The only gray cub, and the fiercest member of the she-wolf's litter, demonstrates a special awareness and aptitude for survival early on. He discovers that one wall of the cave opens to the outside world. All the cubs are drawn toward the light, but the she-wolf keeps them away from the "wall of light" first with her nose, then with her paw. "Thus [the gray cub] learned hurt." Eventually, however, as hunger takes hold, even his attempts to gain the wall of light cease: "The cubs slept, while the life that was in them flickered and died down." Desperate to feed their offspring, One Eye and the she-wolf spend a great deal of time outside the lair in search of food. As the famine wears on, only the gray cub survives. One Eye eventually stops returning to the lair; the she-wolf discovers One Eye's remains at the end of a certain trail, the physical evidence of a battle One Eye lost against the lynx.
Only now, after five chapters, does London introduce his readers to the novel's title character, the as-yet unnamed White Fang. Alone among the litter, White Fang discovers the liminal nature-that is, the threshold or "in between" quality-of the cave entrance, that "wall of light" beyond which he will soon venture. This discovery can be taken as a symbol of White Fang's destiny to be a liminal creature himself, long on the threshold or straddling the border between the Wild and the world of men, feeling the impulses toward domesticity and wildness warring even within his own nature. Further, the "wall of light" symbolizes the striving White Fang will undergo: the constant striving to survive-"He was always striving to attain it. The life that was within him urged him continually toward the wall of light."
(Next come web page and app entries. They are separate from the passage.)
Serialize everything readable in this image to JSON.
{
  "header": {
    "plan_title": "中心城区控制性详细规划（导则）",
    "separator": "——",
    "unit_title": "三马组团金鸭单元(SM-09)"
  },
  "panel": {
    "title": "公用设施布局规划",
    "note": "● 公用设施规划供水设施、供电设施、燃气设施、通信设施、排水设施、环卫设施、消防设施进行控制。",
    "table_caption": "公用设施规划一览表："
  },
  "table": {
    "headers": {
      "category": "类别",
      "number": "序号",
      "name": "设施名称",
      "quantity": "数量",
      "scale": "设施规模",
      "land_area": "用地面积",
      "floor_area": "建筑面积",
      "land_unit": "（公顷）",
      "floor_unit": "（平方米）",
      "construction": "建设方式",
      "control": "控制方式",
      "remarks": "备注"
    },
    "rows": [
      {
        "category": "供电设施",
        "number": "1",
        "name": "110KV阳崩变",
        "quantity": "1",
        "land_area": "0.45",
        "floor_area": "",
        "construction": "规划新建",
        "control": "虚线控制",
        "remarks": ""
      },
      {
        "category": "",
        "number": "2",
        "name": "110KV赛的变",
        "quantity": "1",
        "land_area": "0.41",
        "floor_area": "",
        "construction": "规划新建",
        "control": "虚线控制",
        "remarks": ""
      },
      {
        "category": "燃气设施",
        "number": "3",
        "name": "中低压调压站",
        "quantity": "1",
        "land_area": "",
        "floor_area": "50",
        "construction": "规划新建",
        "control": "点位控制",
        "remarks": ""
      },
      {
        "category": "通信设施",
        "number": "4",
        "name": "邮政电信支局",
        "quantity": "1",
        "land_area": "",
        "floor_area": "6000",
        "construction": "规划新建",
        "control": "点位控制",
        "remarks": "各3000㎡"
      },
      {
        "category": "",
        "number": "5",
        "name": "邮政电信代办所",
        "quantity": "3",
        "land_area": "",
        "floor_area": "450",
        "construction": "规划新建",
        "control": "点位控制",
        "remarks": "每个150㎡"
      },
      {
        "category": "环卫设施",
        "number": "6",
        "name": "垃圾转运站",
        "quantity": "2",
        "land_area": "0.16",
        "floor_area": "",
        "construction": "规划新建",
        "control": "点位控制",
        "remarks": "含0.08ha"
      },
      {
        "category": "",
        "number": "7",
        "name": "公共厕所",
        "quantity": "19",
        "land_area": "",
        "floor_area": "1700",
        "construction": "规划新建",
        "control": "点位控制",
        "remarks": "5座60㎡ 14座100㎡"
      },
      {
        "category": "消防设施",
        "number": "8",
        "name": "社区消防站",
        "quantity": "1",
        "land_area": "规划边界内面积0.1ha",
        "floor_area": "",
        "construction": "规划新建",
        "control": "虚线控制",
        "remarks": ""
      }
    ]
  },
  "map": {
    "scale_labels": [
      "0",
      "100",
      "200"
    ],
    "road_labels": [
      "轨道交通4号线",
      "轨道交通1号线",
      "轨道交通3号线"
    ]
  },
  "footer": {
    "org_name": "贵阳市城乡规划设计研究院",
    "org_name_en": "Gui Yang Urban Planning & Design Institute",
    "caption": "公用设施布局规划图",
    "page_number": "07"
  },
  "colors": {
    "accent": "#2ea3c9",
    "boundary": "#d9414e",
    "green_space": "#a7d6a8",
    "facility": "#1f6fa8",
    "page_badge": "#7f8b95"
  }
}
Also of note in this chapter is the way in which London further highlights the bonds that are common to all life. The she-wolf understands-again, it would seem, instinctively-that the lynx who killed her mate has her own kittens for which to provide. "[T]he Wild is the Wild," the narrator concludes as if on the she-wolf's behalf, "and motherhood is motherhood, at all times fiercely protective whether in the Wild or out of it." London thus not only emphasizes the common elements among wild creatures but the experience of motherhood that unites those "beasts" with supposedly "civilized" humanity.